Staff recognised as dedicated outstanding mentors
Professor John Provis, Dr Nicola Morley and Dr Gwen Reilly have been recognised as outstanding mentors in the university-wide Researcher Mentoring Programme.
Volunteering their time to the programme, all three academic staff support research associates, assistants, and fellows in the Department, over a 6-month period. They help early career researchers to
take control of their career through established mentoring and coaching techniques.
The Researcher Mentoring Programme, designed and developed by Dr Kay Guccione, provides coaching and mentoring training to over 150+ academic staff, to equip them with the right skills and knowledge to become a mentor. The programme not only supports the research mentees, in taking control of their careers, but also helps to develop the mentor’s capacity as a supervisor, line manager and colleague.
Evaluation of the programme shows that mentoring helps:
- to have dedicated time to focus on your professional development and career plan
- to understand the options for your next move and make active choices
- to find new ways to build constructive working relationships and be listened to, improving your confidence and motivation
- to raise your profile in academia or in a new field
As a way of understanding the impact of the programme, Dr Kay Guccione collates feedback from outgoing mentees in regards to their mentor; if they were able to make a 'significant transition in knowledge, work, or thinking’. All three materials staff were recognised for their mentoring skills, expertise and good citizenship.
|Professor Provis' Feedback||
"Conversations with John have always been informative and relaxed.

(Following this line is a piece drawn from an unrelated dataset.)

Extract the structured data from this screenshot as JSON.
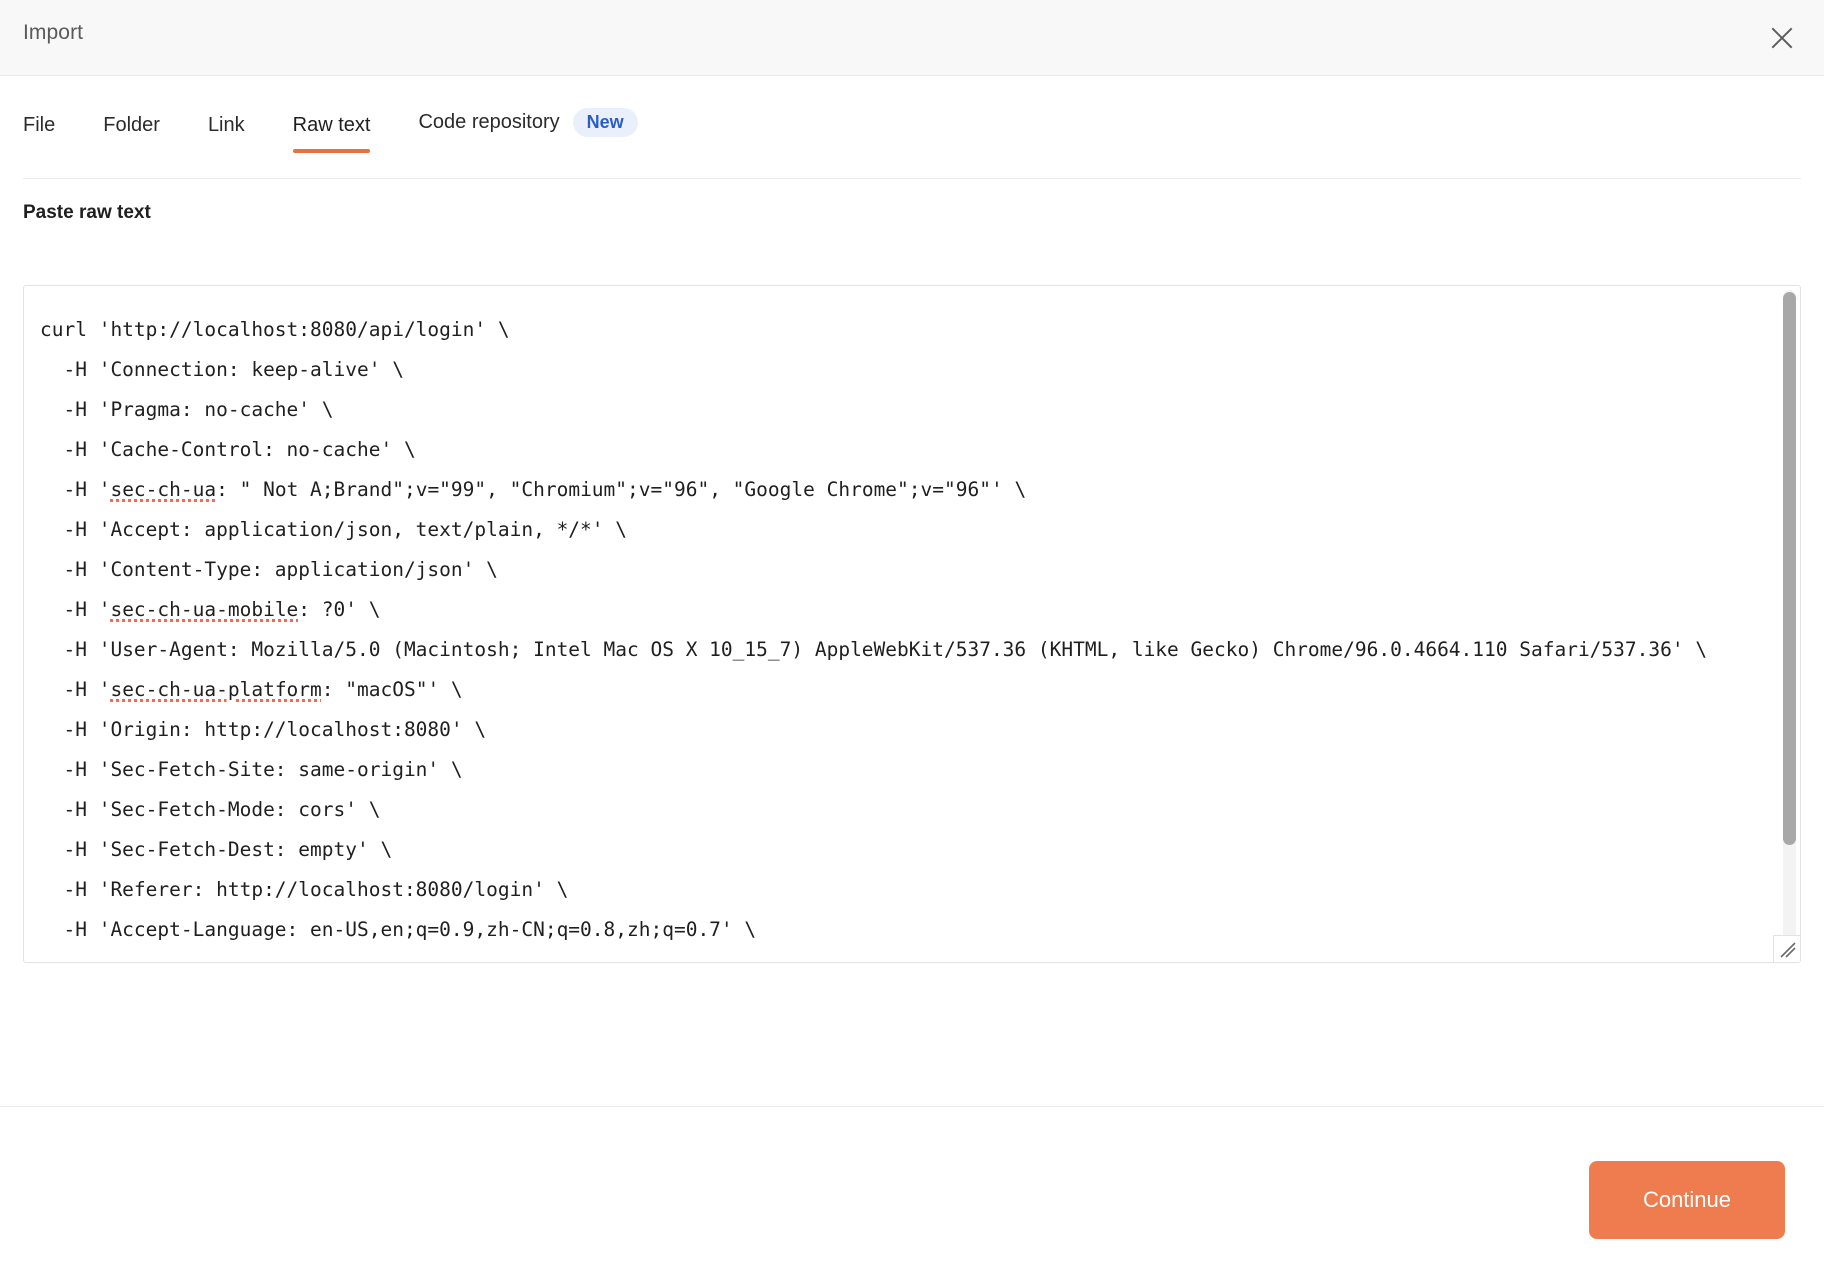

After each meeting I felt I have a plan, and I really did. We managed to speak about academic life in a way that made me feel part of it and able to make fun of it while fighting to escalate the career ladder."
|Dr Morley's Feedback||
"Thanks to the mentoring program I feel much more motivated at work and I see solutions to issues easier than before. Also, my mentor is very empathetic so that helps me to feel more confident and I see more alternatives and ways to develop. She is also very inspiring, as she manages to grow in her career but also she keeps a personal life balance, so actually meeting someone with similar thoughts is really encouraging."
|Dr Reilly's Feedback||
"I needed to talk about alternative options to a fellowship in case I did not get mine and my mentor introduced me to the world of lectureship. This reduced the amount of stress I was under always thinking that taking the fellowship route was the only choice. And it also showed me that becoming a lecturer has many rewarding sides to it that being on a fellowship would not provide such as teaching. This has made a real difference to me and my view of the academic world."